Signs there might be a Tongue Tie

Speech issues

Jaw pain, clenching & grinding

Head/neck/shoulder tension

Forward head posture

Dry mouth which can cause increased risk for gum disease/cavities

Slow orthodontic movement

Orthodontic relapse

Tongue thrust

Snoring/sleep disordered breathing/upper airway resistance syndrome/mouth breathing

Difficulty breastfeeding for mom and baby

Gag reflex


Poor sleep / Sleep apnea


Dark circles under the eyes

Sensory issues

Selective diet

GI issues

Thumb, Digit or Object Sucking

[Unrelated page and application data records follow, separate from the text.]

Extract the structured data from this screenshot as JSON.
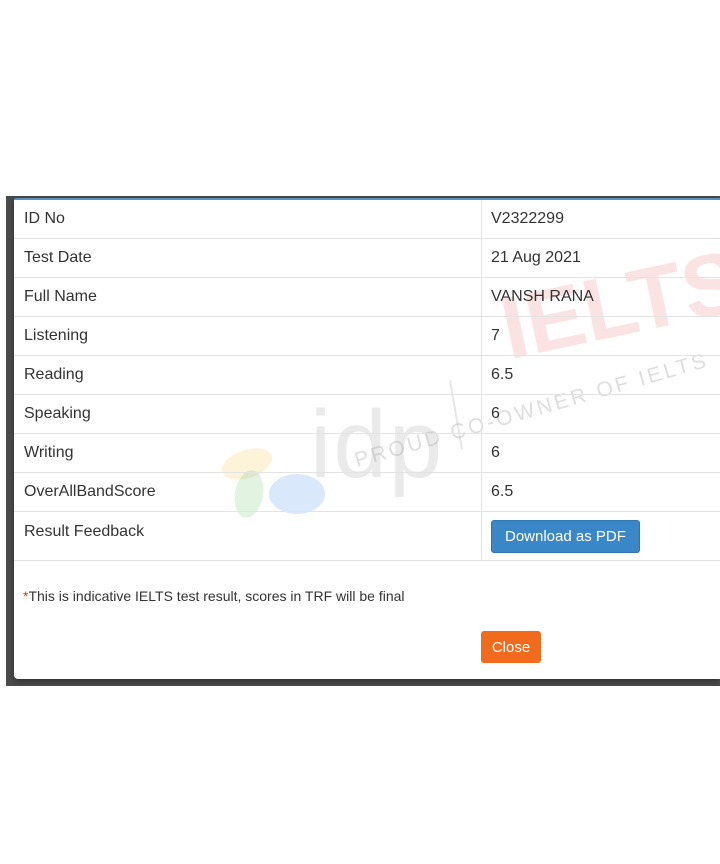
{
  "results": [
    {
      "label": "ID No",
      "value": "V2322299"
    },
    {
      "label": "Test Date",
      "value": "21 Aug 2021"
    },
    {
      "label": "Full Name",
      "value": "VANSH RANA"
    },
    {
      "label": "Listening",
      "value": "7"
    },
    {
      "label": "Reading",
      "value": "6.5"
    },
    {
      "label": "Speaking",
      "value": "6"
    },
    {
      "label": "Writing",
      "value": "6"
    },
    {
      "label": "OverAllBandScore",
      "value": "6.5"
    }
  ],
  "feedback": {
    "label": "Result Feedback",
    "download_label": "Download as PDF"
  },
  "note": {
    "star": "*",
    "text": "This is indicative IELTS test result, scores in TRF will be final"
  },
  "close_label": "Close",
  "watermark": {
    "brand": "idp",
    "product": "IELTS",
    "tagline": "PROUD CO-OWNER OF IELTS"
  },
  "colors": {
    "primary_button": "#3a87c8",
    "close_button": "#f26a1b",
    "note_star": "#c0392b"
  }
}
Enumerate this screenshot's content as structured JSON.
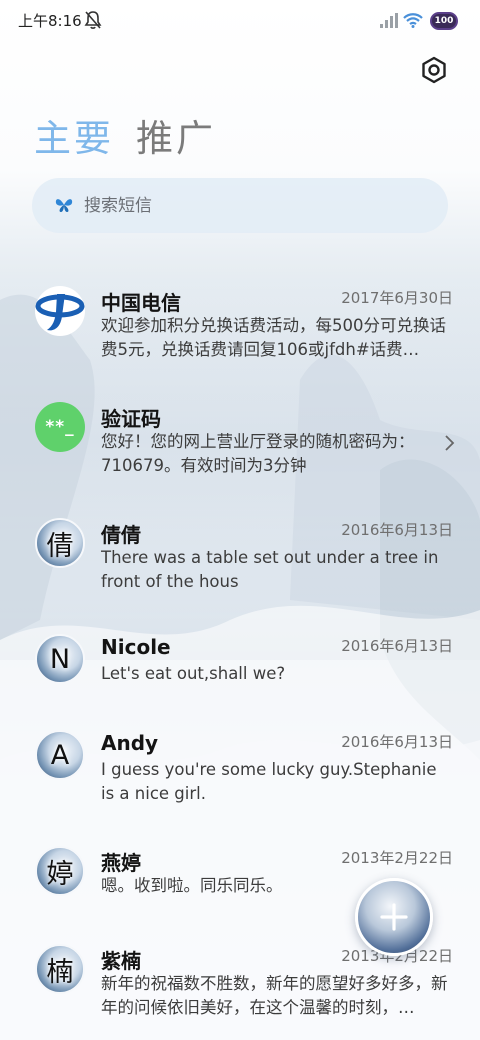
{
  "status_bar": {
    "time": "上午8:16",
    "battery_label": "100"
  },
  "tabs": [
    {
      "label": "主要",
      "active": true
    },
    {
      "label": "推广",
      "active": false
    }
  ],
  "search": {
    "placeholder": "搜索短信"
  },
  "conversations": [
    {
      "sender": "中国电信",
      "date": "2017年6月30日",
      "preview": "欢迎参加积分兑换话费活动，每500分可兑换话费5元，兑换话费请回复106或jfdh#话费…",
      "avatar": "telecom-logo"
    },
    {
      "sender": "验证码",
      "date": "",
      "preview": "您好！您的网上营业厅登录的随机密码为：710679。有效时间为3分钟",
      "avatar_text": "**_"
    },
    {
      "sender": "倩倩",
      "date": "2016年6月13日",
      "preview": "There was a table set out under a tree in front of the hous",
      "avatar_text": "倩"
    },
    {
      "sender": "Nicole",
      "date": "2016年6月13日",
      "preview": "Let's eat out,shall we?",
      "avatar_text": "N"
    },
    {
      "sender": "Andy",
      "date": "2016年6月13日",
      "preview": "I guess you're some lucky guy.Stephanie is a nice girl.",
      "avatar_text": "A"
    },
    {
      "sender": "燕婷",
      "date": "2013年2月22日",
      "preview": "嗯。收到啦。同乐同乐。",
      "avatar_text": "婷"
    },
    {
      "sender": "紫楠",
      "date": "2013年2月22日",
      "preview": "新年的祝福数不胜数，新年的愿望好多好多，新年的问候依旧美好，在这个温馨的时刻，…",
      "avatar_text": "楠"
    }
  ],
  "colors": {
    "accent_tab": "#7fb7ea",
    "code_avatar": "#5fd16b",
    "telecom_blue": "#1a5fb4"
  },
  "icons": [
    "mute-icon",
    "signal-icon",
    "wifi-icon",
    "battery-icon",
    "settings-icon",
    "search-icon",
    "chevron-right-icon",
    "plus-icon"
  ]
}
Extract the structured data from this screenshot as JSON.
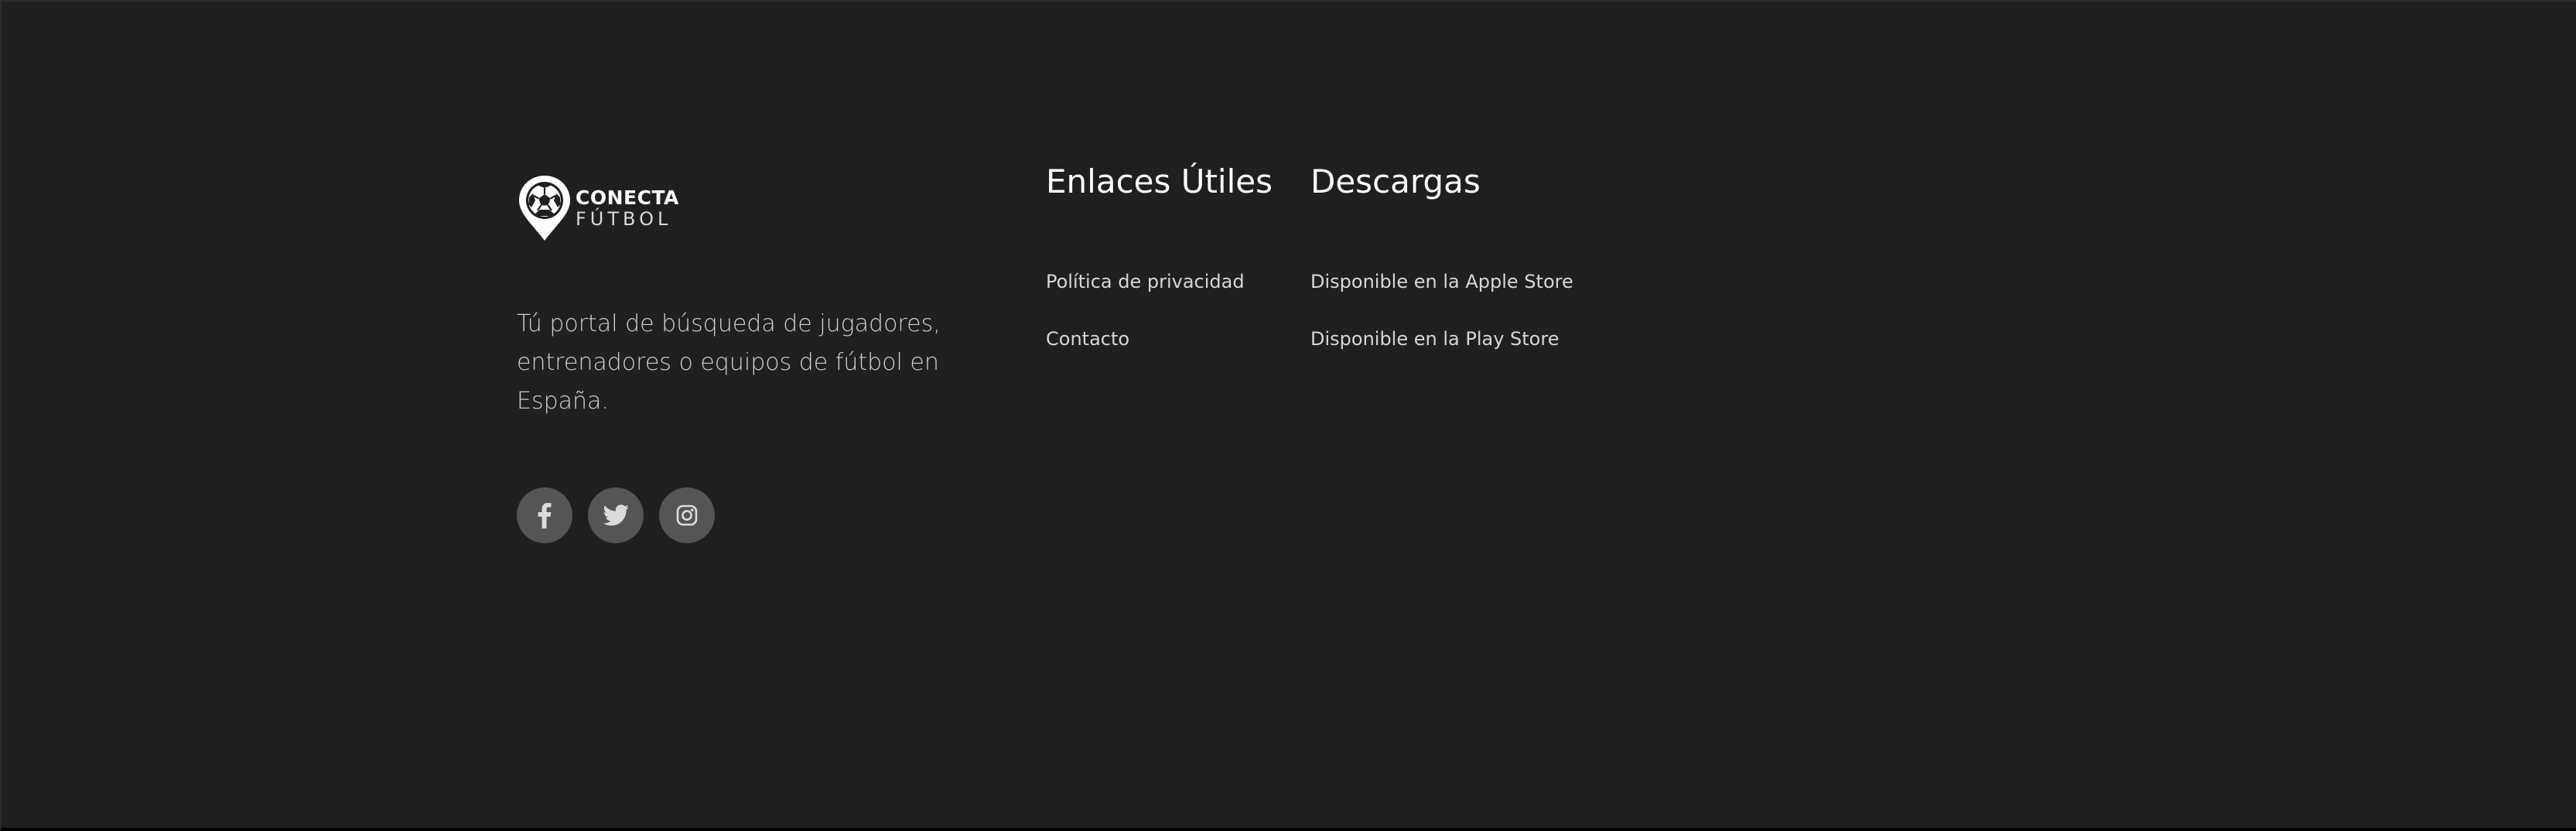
{
  "brand": {
    "logo_line1": "CONECTA",
    "logo_line2": "FÚTBOL",
    "tagline": "Tú portal de búsqueda de jugadores, entrenadores o equipos de fútbol en España."
  },
  "social": [
    {
      "network": "facebook",
      "icon": "facebook-icon"
    },
    {
      "network": "twitter",
      "icon": "twitter-icon"
    },
    {
      "network": "instagram",
      "icon": "instagram-icon"
    }
  ],
  "links": {
    "title": "Enlaces Útiles",
    "items": [
      {
        "label": "Política de privacidad"
      },
      {
        "label": "Contacto"
      }
    ]
  },
  "downloads": {
    "title": "Descargas",
    "items": [
      {
        "label": "Disponible en la Apple Store"
      },
      {
        "label": "Disponible en la Play Store"
      }
    ]
  },
  "colors": {
    "background": "#1f1f1f",
    "social_bg": "#555555",
    "text_primary": "#ffffff",
    "text_secondary": "#d6d6d6"
  }
}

Habits are hard to break but it’s worth the results! Thumb or digit sucking can lead to an irregular swallow pattern such as a tongue thrust, airway issues, crowded crooked teeth, cross and open bites and cosmetically it is not appealing. Habitual sucking can lead to dysfunctional muscle patterns of the face and mouth. The altered bite and tongue pattern can lead to speech issues such as a lisp or difficulty articulating sounds. Patients with speech issues will be referred to a Speech Language Pathologist if they are not already under the care of one as Speech Therapy is not in my abilities or licensure.

How does habitual sucking affect my health?

It can lead to a tongue thrust, open bite, cross bite

The TMJ can experience extra stress due to the heavy uneven biting forces in open bite situations. For example, If the bite is open on the side or posteriorly, the jaw may deviate to one side upon chewing which can lead to TMD

Headaches can occur due to overworked muscles

Sore facial muscles

Skin or nail issues

Stomach issues such as reflux and aches from swallowing air

Sleep breathing disorders

Forward head posture

Why do I need Orofacial Myofunctional Therapy?

With Orofacial Myofunctional Therapy, we will work together to create an understanding and awareness of the relationship between the muscles in the mouth, face and neck region. One important focus will be the tongue because it is an extremely strong and pivotal muscle to our health. Our tongue helps us chew, swallow, clean our mouth, form words and breathe, all while playing a critical role developing and maintaining the shape of the mouth.

If the tongue muscles are not functioning properly, our body will develop compensations and OMDs will occur. To achieve this, a myofunctional therapy program will teach the proper oral rest position for the tongue, lips and teeth, as well as nasal breathing. The exercises use neuromuscular re-education to re-pattern the oral rest posture – once this is achieved, one can obtain healthy habits for optimal health.

Myofunctional Therapy has helped thousands of individuals,
in dozens of countries, for over 40 years!

Give Chevy Chase Myo a call today!